**Exercise instructions:**
Restate the data below word for word, and let no image into your version.

**Data provided:**
# # #

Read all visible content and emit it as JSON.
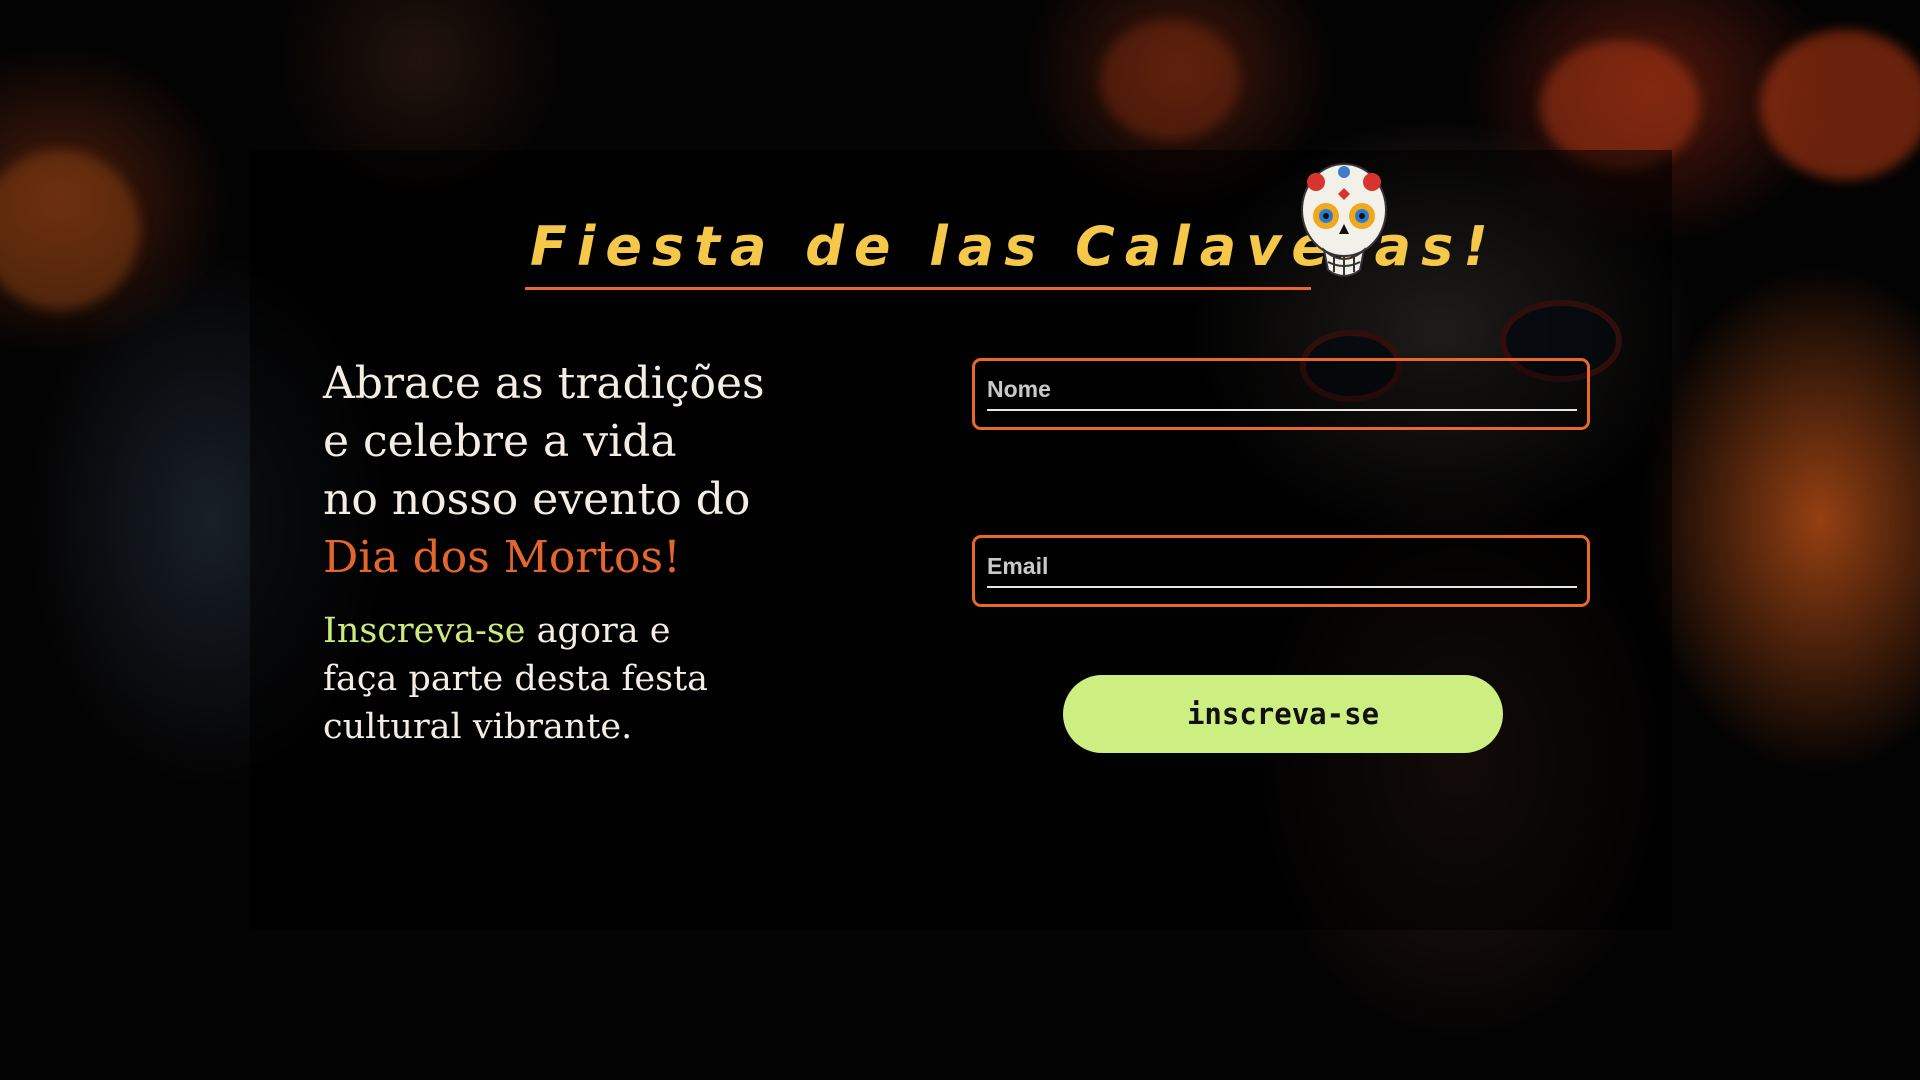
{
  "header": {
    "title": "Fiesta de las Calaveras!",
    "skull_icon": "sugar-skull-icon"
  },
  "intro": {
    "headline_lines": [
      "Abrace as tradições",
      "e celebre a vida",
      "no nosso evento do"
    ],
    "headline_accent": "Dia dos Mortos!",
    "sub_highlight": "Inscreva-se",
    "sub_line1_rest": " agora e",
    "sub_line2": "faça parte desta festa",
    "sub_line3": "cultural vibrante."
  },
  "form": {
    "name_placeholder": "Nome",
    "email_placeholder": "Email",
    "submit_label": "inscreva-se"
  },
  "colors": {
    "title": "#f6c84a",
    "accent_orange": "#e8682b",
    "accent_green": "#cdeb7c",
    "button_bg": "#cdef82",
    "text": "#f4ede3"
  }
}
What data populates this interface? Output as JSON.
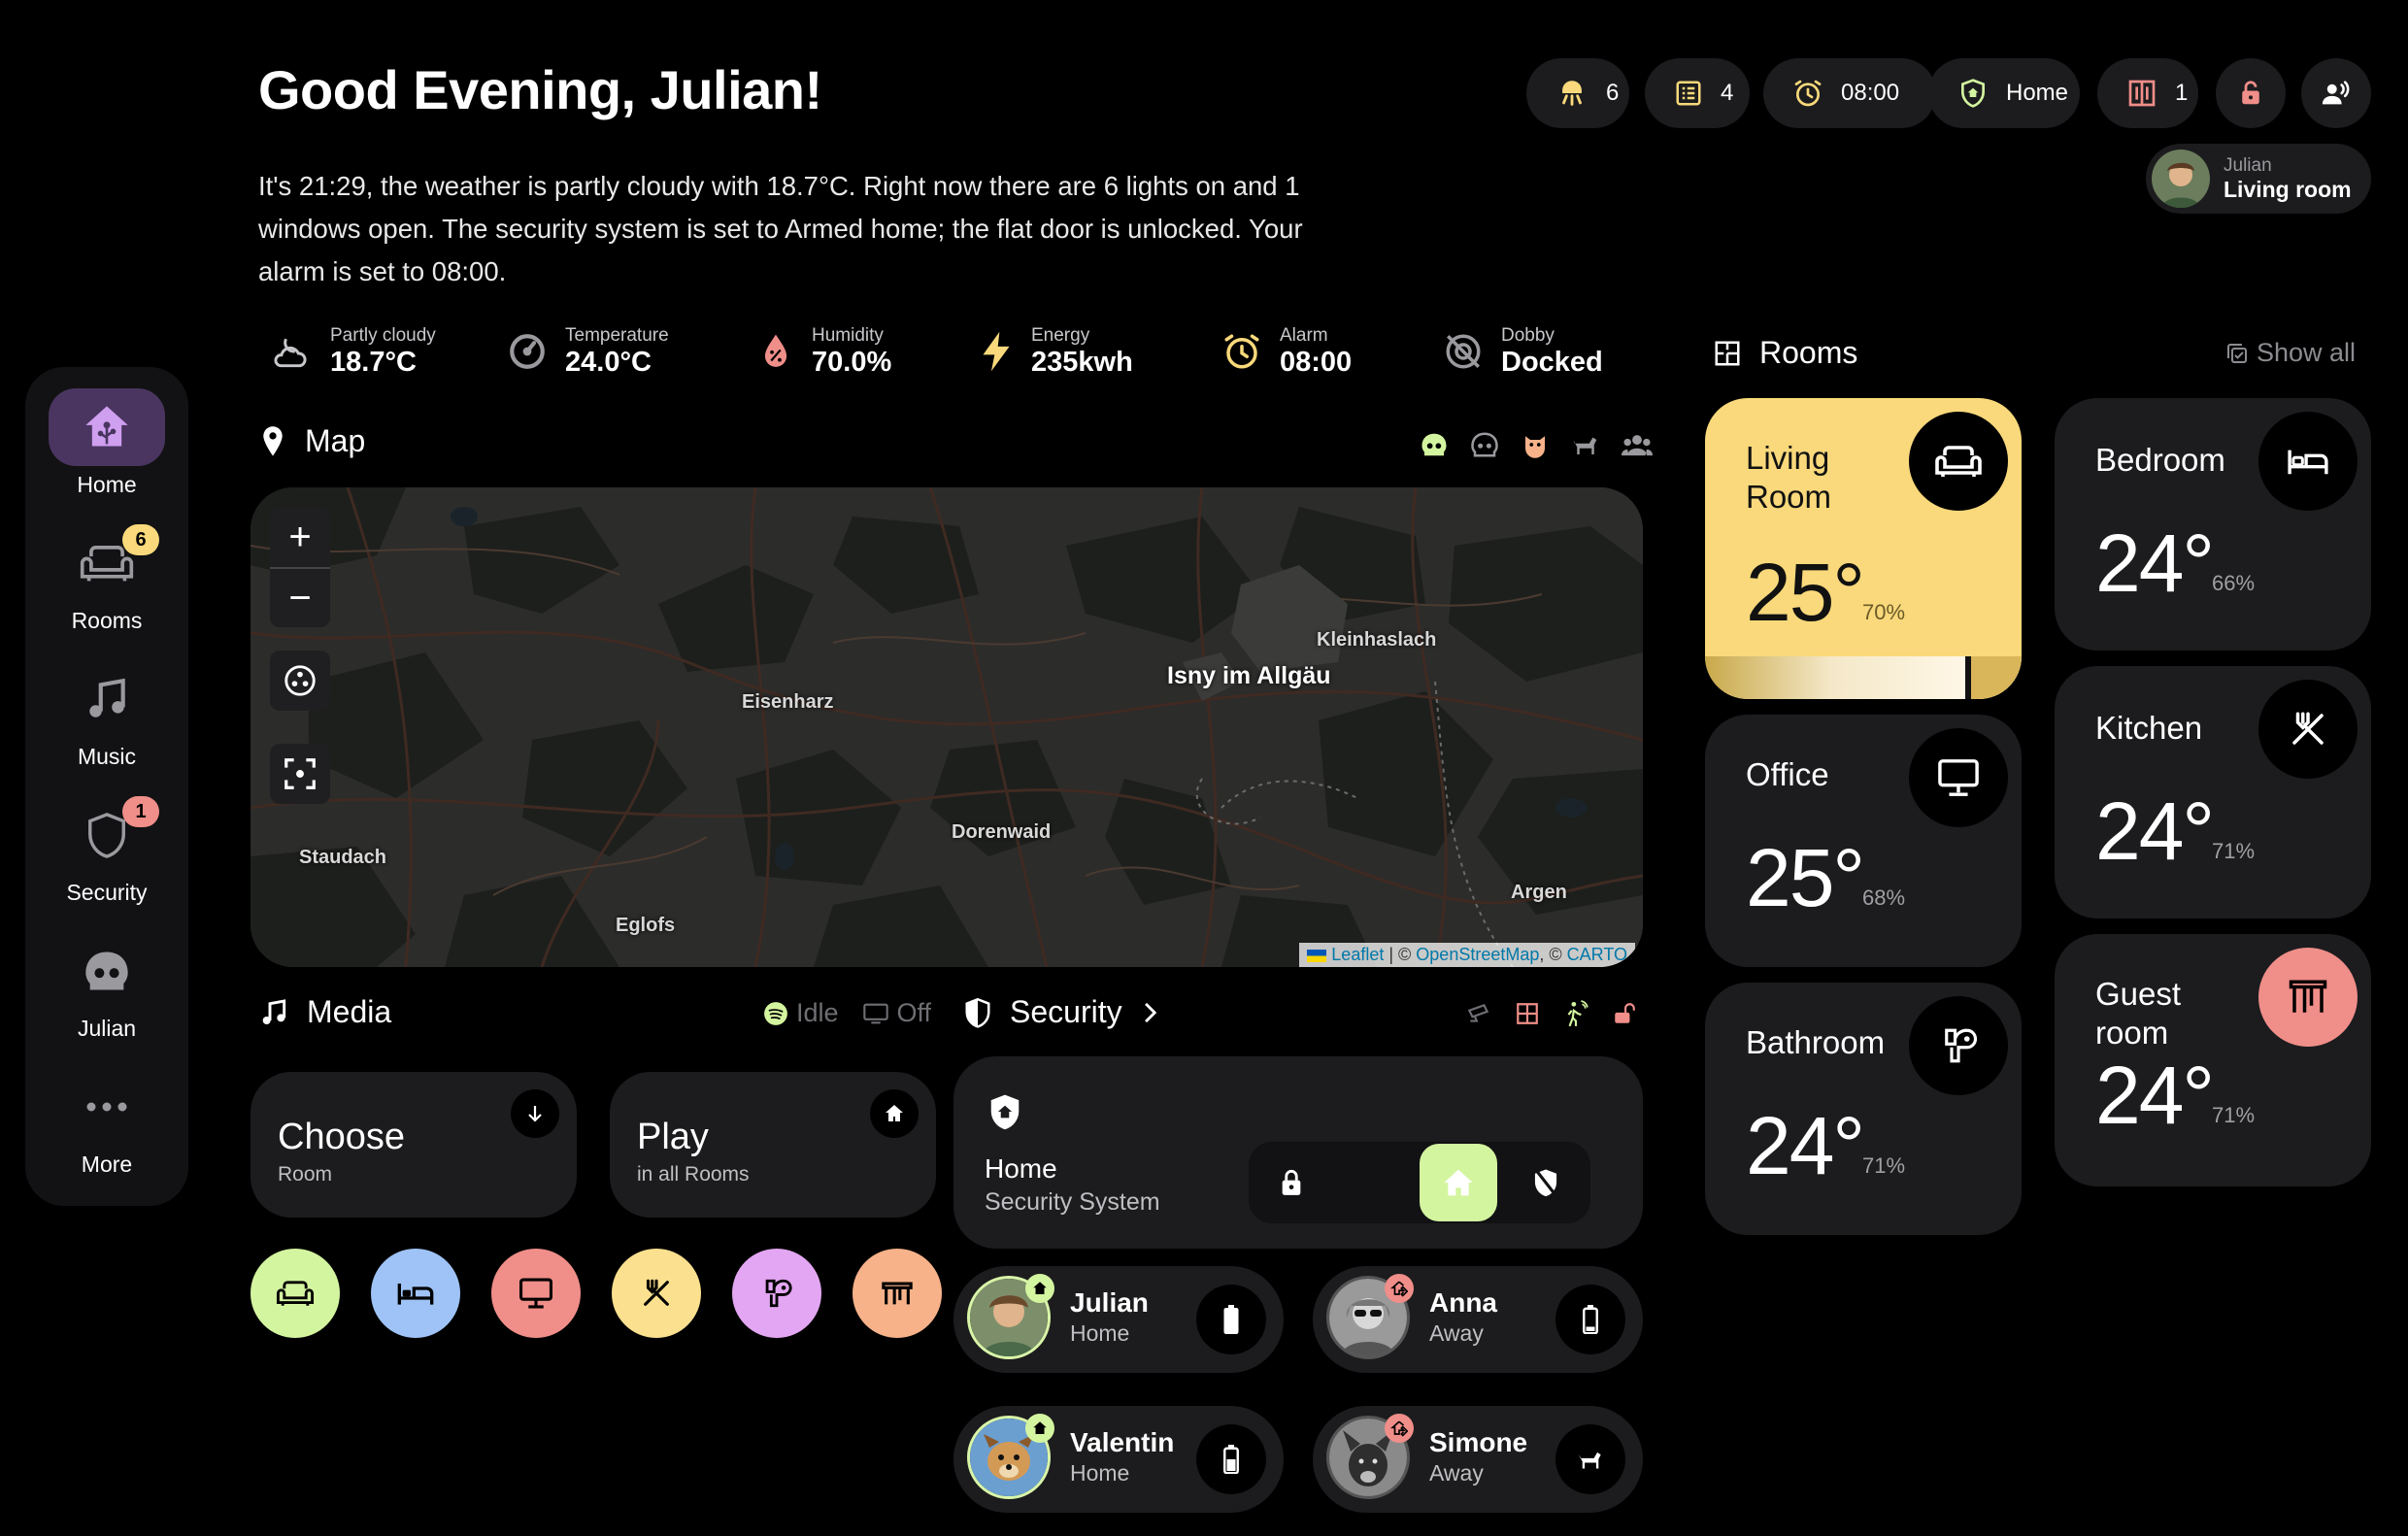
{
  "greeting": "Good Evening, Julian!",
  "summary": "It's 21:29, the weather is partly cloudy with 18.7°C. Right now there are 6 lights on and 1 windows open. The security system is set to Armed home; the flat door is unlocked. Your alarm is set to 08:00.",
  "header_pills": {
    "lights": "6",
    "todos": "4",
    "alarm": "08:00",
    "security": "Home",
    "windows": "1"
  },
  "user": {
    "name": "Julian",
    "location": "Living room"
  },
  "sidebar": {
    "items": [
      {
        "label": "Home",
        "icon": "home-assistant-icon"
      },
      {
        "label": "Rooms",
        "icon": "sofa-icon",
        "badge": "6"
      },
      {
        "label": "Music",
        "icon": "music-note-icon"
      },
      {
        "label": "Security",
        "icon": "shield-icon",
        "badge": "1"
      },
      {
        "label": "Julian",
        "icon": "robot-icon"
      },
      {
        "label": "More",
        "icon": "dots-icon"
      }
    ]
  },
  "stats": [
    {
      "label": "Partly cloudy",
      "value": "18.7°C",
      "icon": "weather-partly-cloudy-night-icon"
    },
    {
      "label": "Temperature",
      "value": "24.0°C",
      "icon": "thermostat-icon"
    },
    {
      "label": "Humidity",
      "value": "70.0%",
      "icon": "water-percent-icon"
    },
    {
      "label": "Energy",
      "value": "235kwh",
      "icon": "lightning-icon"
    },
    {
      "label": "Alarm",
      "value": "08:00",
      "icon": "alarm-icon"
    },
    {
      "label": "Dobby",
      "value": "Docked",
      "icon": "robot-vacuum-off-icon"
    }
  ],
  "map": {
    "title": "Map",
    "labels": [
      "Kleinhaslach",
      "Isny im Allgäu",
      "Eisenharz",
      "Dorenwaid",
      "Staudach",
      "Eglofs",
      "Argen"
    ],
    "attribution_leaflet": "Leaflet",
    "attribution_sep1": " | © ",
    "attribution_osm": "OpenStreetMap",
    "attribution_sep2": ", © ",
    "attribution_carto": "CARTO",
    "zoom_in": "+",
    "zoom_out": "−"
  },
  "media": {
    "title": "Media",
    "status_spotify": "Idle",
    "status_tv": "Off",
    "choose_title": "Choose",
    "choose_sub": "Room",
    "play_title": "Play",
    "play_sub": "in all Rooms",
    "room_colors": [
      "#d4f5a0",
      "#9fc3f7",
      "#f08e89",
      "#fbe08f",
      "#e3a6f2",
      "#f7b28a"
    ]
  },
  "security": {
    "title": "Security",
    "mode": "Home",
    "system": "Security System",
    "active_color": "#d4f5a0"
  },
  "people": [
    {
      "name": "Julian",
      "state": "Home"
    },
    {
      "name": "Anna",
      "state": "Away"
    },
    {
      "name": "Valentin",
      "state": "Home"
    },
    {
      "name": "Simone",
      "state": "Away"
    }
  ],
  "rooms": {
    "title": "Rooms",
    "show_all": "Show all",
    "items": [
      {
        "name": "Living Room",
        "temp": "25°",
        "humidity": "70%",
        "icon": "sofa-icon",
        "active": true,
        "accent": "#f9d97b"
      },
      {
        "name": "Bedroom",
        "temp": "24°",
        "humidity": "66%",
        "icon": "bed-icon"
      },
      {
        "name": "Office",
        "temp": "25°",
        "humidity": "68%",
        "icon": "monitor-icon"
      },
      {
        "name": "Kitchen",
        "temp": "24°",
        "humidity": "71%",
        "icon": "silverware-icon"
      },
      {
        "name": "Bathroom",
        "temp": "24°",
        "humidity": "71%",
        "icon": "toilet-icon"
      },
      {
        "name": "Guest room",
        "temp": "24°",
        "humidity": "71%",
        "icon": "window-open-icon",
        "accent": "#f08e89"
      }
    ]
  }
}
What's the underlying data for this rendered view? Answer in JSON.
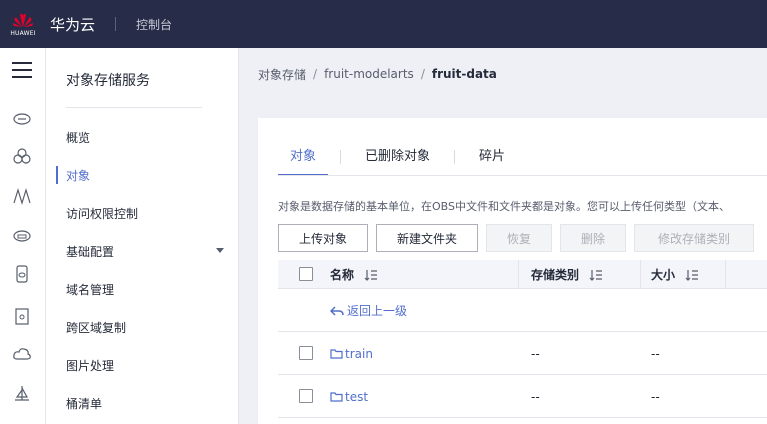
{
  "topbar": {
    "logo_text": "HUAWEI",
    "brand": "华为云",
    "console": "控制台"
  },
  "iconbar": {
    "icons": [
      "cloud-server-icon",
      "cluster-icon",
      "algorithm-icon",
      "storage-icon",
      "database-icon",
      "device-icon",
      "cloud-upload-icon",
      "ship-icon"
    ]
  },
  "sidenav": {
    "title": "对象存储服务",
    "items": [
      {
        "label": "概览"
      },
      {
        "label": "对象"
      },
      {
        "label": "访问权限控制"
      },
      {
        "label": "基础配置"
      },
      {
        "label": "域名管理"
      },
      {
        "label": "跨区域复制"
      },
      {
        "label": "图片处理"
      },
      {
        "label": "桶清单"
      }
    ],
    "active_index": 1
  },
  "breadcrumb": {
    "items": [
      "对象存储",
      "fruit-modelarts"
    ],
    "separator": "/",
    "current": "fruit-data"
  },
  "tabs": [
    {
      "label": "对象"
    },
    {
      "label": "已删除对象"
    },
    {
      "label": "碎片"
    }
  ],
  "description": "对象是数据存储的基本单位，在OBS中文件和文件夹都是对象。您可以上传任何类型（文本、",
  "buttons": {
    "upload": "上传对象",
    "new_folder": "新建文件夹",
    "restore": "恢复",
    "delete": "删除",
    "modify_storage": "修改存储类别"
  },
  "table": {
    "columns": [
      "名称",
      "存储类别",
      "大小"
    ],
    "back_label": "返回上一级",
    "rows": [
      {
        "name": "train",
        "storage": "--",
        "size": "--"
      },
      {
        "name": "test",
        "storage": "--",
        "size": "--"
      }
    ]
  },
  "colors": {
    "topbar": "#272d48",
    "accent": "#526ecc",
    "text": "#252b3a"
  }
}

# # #

**Exercise answer:**
Read all visible content and emit it as JSON.
{
  "header": {
    "title": "Fiesta de las Calaveras!",
    "skull_icon": "sugar-skull-icon"
  },
  "intro": {
    "headline_lines": [
      "Abrace as tradições",
      "e celebre a vida",
      "no nosso evento do"
    ],
    "headline_accent": "Dia dos Mortos!",
    "sub_highlight": "Inscreva-se",
    "sub_line1_rest": " agora e",
    "sub_line2": "faça parte desta festa",
    "sub_line3": "cultural vibrante."
  },
  "form": {
    "name_placeholder": "Nome",
    "email_placeholder": "Email",
    "submit_label": "inscreva-se"
  },
  "colors": {
    "title": "#f6c84a",
    "accent_orange": "#e8682b",
    "accent_green": "#cdeb7c",
    "button_bg": "#cdef82",
    "text": "#f4ede3"
  }
}
What data populates this interface? Output as JSON.
{
  "greeting": "Good Evening, Julian!",
  "summary": "It's 21:29, the weather is partly cloudy with 18.7°C. Right now there are 6 lights on and 1 windows open. The security system is set to Armed home; the flat door is unlocked. Your alarm is set to 08:00.",
  "header_pills": {
    "lights": "6",
    "todos": "4",
    "alarm": "08:00",
    "security": "Home",
    "windows": "1"
  },
  "user": {
    "name": "Julian",
    "location": "Living room"
  },
  "sidebar": {
    "items": [
      {
        "label": "Home",
        "icon": "home-assistant-icon"
      },
      {
        "label": "Rooms",
        "icon": "sofa-icon",
        "badge": "6"
      },
      {
        "label": "Music",
        "icon": "music-note-icon"
      },
      {
        "label": "Security",
        "icon": "shield-icon",
        "badge": "1"
      },
      {
        "label": "Julian",
        "icon": "robot-icon"
      },
      {
        "label": "More",
        "icon": "dots-icon"
      }
    ]
  },
  "stats": [
    {
      "label": "Partly cloudy",
      "value": "18.7°C",
      "icon": "weather-partly-cloudy-night-icon"
    },
    {
      "label": "Temperature",
      "value": "24.0°C",
      "icon": "thermostat-icon"
    },
    {
      "label": "Humidity",
      "value": "70.0%",
      "icon": "water-percent-icon"
    },
    {
      "label": "Energy",
      "value": "235kwh",
      "icon": "lightning-icon"
    },
    {
      "label": "Alarm",
      "value": "08:00",
      "icon": "alarm-icon"
    },
    {
      "label": "Dobby",
      "value": "Docked",
      "icon": "robot-vacuum-off-icon"
    }
  ],
  "map": {
    "title": "Map",
    "labels": [
      "Kleinhaslach",
      "Isny im Allgäu",
      "Eisenharz",
      "Dorenwaid",
      "Staudach",
      "Eglofs",
      "Argen"
    ],
    "attribution_leaflet": "Leaflet",
    "attribution_sep1": " | © ",
    "attribution_osm": "OpenStreetMap",
    "attribution_sep2": ", © ",
    "attribution_carto": "CARTO",
    "zoom_in": "+",
    "zoom_out": "−"
  },
  "media": {
    "title": "Media",
    "status_spotify": "Idle",
    "status_tv": "Off",
    "choose_title": "Choose",
    "choose_sub": "Room",
    "play_title": "Play",
    "play_sub": "in all Rooms",
    "room_colors": [
      "#d4f5a0",
      "#9fc3f7",
      "#f08e89",
      "#fbe08f",
      "#e3a6f2",
      "#f7b28a"
    ]
  },
  "security": {
    "title": "Security",
    "mode": "Home",
    "system": "Security System",
    "active_color": "#d4f5a0"
  },
  "people": [
    {
      "name": "Julian",
      "state": "Home"
    },
    {
      "name": "Anna",
      "state": "Away"
    },
    {
      "name": "Valentin",
      "state": "Home"
    },
    {
      "name": "Simone",
      "state": "Away"
    }
  ],
  "rooms": {
    "title": "Rooms",
    "show_all": "Show all",
    "items": [
      {
        "name": "Living Room",
        "temp": "25°",
        "humidity": "70%",
        "icon": "sofa-icon",
        "active": true,
        "accent": "#f9d97b"
      },
      {
        "name": "Bedroom",
        "temp": "24°",
        "humidity": "66%",
        "icon": "bed-icon"
      },
      {
        "name": "Office",
        "temp": "25°",
        "humidity": "68%",
        "icon": "monitor-icon"
      },
      {
        "name": "Kitchen",
        "temp": "24°",
        "humidity": "71%",
        "icon": "silverware-icon"
      },
      {
        "name": "Bathroom",
        "temp": "24°",
        "humidity": "71%",
        "icon": "toilet-icon"
      },
      {
        "name": "Guest room",
        "temp": "24°",
        "humidity": "71%",
        "icon": "window-open-icon",
        "accent": "#f08e89"
      }
    ]
  }
}
What's the underlying data for this rendered view? Answer in JSON.
{
  "topbar": {
    "logo_text": "HUAWEI",
    "brand": "华为云",
    "console": "控制台"
  },
  "iconbar": {
    "icons": [
      "cloud-server-icon",
      "cluster-icon",
      "algorithm-icon",
      "storage-icon",
      "database-icon",
      "device-icon",
      "cloud-upload-icon",
      "ship-icon"
    ]
  },
  "sidenav": {
    "title": "对象存储服务",
    "items": [
      {
        "label": "概览"
      },
      {
        "label": "对象"
      },
      {
        "label": "访问权限控制"
      },
      {
        "label": "基础配置"
      },
      {
        "label": "域名管理"
      },
      {
        "label": "跨区域复制"
      },
      {
        "label": "图片处理"
      },
      {
        "label": "桶清单"
      }
    ],
    "active_index": 1
  },
  "breadcrumb": {
    "items": [
      "对象存储",
      "fruit-modelarts"
    ],
    "separator": "/",
    "current": "fruit-data"
  },
  "tabs": [
    {
      "label": "对象"
    },
    {
      "label": "已删除对象"
    },
    {
      "label": "碎片"
    }
  ],
  "description": "对象是数据存储的基本单位，在OBS中文件和文件夹都是对象。您可以上传任何类型（文本、",
  "buttons": {
    "upload": "上传对象",
    "new_folder": "新建文件夹",
    "restore": "恢复",
    "delete": "删除",
    "modify_storage": "修改存储类别"
  },
  "table": {
    "columns": [
      "名称",
      "存储类别",
      "大小"
    ],
    "back_label": "返回上一级",
    "rows": [
      {
        "name": "train",
        "storage": "--",
        "size": "--"
      },
      {
        "name": "test",
        "storage": "--",
        "size": "--"
      }
    ]
  },
  "colors": {
    "topbar": "#272d48",
    "accent": "#526ecc",
    "text": "#252b3a"
  }
}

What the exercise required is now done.